Many of us use the gym and exercise in a bid to stay in shape and keep our bodies fit but there are many other benefits exercise and physical activity can offer us. Exercise can have a huge impact on mental health and recent research from The Training Room, the leading educators of Personal Trainers (PTs) and fitness professionals, shows that more and more people are seeking advice from qualified PTs to help manage mental health issues. More than 55% of the PTs questioned reported that they are seeing an increase in clients approach them for help and support around mental health concerns.
There are countless studies which show that exercise provides some serious mental health benefits and here’s our guide to the top ones to be aware of!
Exercise reduces stress
We’ve all had those tough days at work, some more than others but if you can walk away and head to the gym, go for a run or simply go for a walk it will have a huge impact on your stress levels. Stress relief is one of the most common benefits for exercise.
Exercise makes you more productive
Exercise increases the amount of norepinephrine released, which is a chemical that moderates the brain’s response to stress. If you have a deadline to hit and you can’t concentrate or you have a pile of work to before you can leave work, having a work out will reduce the your stress levels and actually help you concentrate and perform better!
Endorphins are amazing!
Exercise can be hard – we admit it but the results and the natural high you feel afterwards are worth the early starts or the late nights. There are numerous studies, which have found that exercise is a natural mood improver and can help alleviate symptoms of mild depression. Just 30 minutes of moderate exercise can have a huge impact on your mood.
You’re worth a million dollars
Being physically active can boost your self-esteem and improve your self image. Regardless of how much you weigh, what size, shape, age or gender you are, regular exercise can improve your own perception on how you look, your attractiveness and your self-worth.
The great outdoors
And if you feel you need an added boost of self-love why not take your work-out to the great outdoors. It’s believed that exercising outside can boost your self-esteem even further. Being in the fresh air will deliver your body a good dose of Vitamin D, which is known to lessen the chances of suffering from depression.

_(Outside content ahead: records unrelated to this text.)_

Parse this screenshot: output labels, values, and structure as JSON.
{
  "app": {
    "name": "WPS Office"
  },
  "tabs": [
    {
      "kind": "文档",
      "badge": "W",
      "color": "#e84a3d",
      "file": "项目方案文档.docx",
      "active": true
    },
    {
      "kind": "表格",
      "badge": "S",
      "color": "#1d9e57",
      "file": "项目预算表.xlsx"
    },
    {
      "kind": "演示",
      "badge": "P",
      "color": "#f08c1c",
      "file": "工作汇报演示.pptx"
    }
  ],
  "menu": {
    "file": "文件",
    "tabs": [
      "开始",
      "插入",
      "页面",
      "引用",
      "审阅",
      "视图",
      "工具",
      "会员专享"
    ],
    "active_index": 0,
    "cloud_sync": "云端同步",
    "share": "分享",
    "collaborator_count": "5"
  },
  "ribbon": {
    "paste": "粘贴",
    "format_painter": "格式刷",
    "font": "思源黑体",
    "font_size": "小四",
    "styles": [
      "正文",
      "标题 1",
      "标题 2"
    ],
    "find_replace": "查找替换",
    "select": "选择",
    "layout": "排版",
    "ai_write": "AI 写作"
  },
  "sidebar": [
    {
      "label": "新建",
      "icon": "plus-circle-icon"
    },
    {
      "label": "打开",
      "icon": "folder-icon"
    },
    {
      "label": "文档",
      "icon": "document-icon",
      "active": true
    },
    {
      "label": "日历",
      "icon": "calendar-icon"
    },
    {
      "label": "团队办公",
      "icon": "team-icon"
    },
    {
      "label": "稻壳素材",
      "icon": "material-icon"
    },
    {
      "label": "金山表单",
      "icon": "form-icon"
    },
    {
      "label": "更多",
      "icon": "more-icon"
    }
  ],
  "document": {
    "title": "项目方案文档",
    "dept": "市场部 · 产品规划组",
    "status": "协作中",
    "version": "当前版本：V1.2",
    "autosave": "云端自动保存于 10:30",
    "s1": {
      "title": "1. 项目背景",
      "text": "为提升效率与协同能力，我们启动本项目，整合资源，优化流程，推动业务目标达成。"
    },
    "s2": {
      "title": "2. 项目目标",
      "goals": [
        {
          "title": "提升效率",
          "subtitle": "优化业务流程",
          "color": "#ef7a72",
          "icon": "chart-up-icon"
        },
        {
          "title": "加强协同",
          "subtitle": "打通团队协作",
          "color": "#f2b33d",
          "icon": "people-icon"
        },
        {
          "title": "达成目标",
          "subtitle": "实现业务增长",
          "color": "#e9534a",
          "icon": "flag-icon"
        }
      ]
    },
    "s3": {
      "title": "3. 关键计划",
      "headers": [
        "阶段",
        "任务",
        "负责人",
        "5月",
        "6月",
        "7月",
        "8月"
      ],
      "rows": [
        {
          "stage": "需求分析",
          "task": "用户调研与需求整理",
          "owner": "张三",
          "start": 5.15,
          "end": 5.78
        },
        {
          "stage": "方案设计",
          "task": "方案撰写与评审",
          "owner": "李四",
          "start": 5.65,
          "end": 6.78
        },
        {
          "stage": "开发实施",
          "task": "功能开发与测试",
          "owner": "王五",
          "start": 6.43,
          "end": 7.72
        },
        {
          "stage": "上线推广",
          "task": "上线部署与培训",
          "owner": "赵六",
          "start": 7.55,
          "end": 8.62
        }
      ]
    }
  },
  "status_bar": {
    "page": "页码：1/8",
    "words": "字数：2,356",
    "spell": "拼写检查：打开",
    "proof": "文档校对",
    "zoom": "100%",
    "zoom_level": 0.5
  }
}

Old age doesn’t come alone
It’s a saying you’ve all probably heard but it’s unfortunately very true. As we age, we can lose brain function and degenerative disease like Alzheimer’s kill off brain cells. Although exercise and enjoying a healthy diet won’t be able to cure Alzheimer’s it can help to defend your brain against cognitive decline.
If you’re anxious
For many, the feelings of anxiety and tension can but all too common and for some, a glass of wine and a soak in the bath can help control these feelings. However, a walk or a jog is actually a far better anxiety buster. It will leave you feeling calmer for longer.
Exercise can help to control addiction
The brain releases a chemical called dopamine, which is known as the reward chemical and it’s produced in response to any form of pleasure. Unfortunately, some people become addicted to dopamine and dependent on the substances that produce it, like drugs or alcohol. Exercise can help when recovering from such addictions.
Have you ever noticed that you sleep better after you’ve been working out and exercising more? Many people find that a work out can be the equivalent of a sleeping pill even for people who suffer from insomnia. Exercising before bedtime raises the core temperature of your body and can aid the natural sleep cycle.
Be more creative
A decent work-out can stimulate and boost creativity for up to two hours post-workout. And if you need an extra creativity boost – exercising outdoors will stimulate your creative cells further and really get those creative juices flowing.
The way in which we exercise and with whom can also have a positive impact on our mental health and wellbeing. Research suggests that working out in a group setting has its advantages, resulting in significant improvements to physical, mental, and emotional measures. The research show that group settings are better when it comes to the psychological and emotional aspects of working out.
So there you have it. Exercise is not only great for your body it’s also very much needed for your mind too. Enjoying exercise on a regular basis can improve your self-confidence, your creativity, your brain function, it can help you sleep better and it can keep you happy! If that’s not a great set of reasons to start getting active, then what is?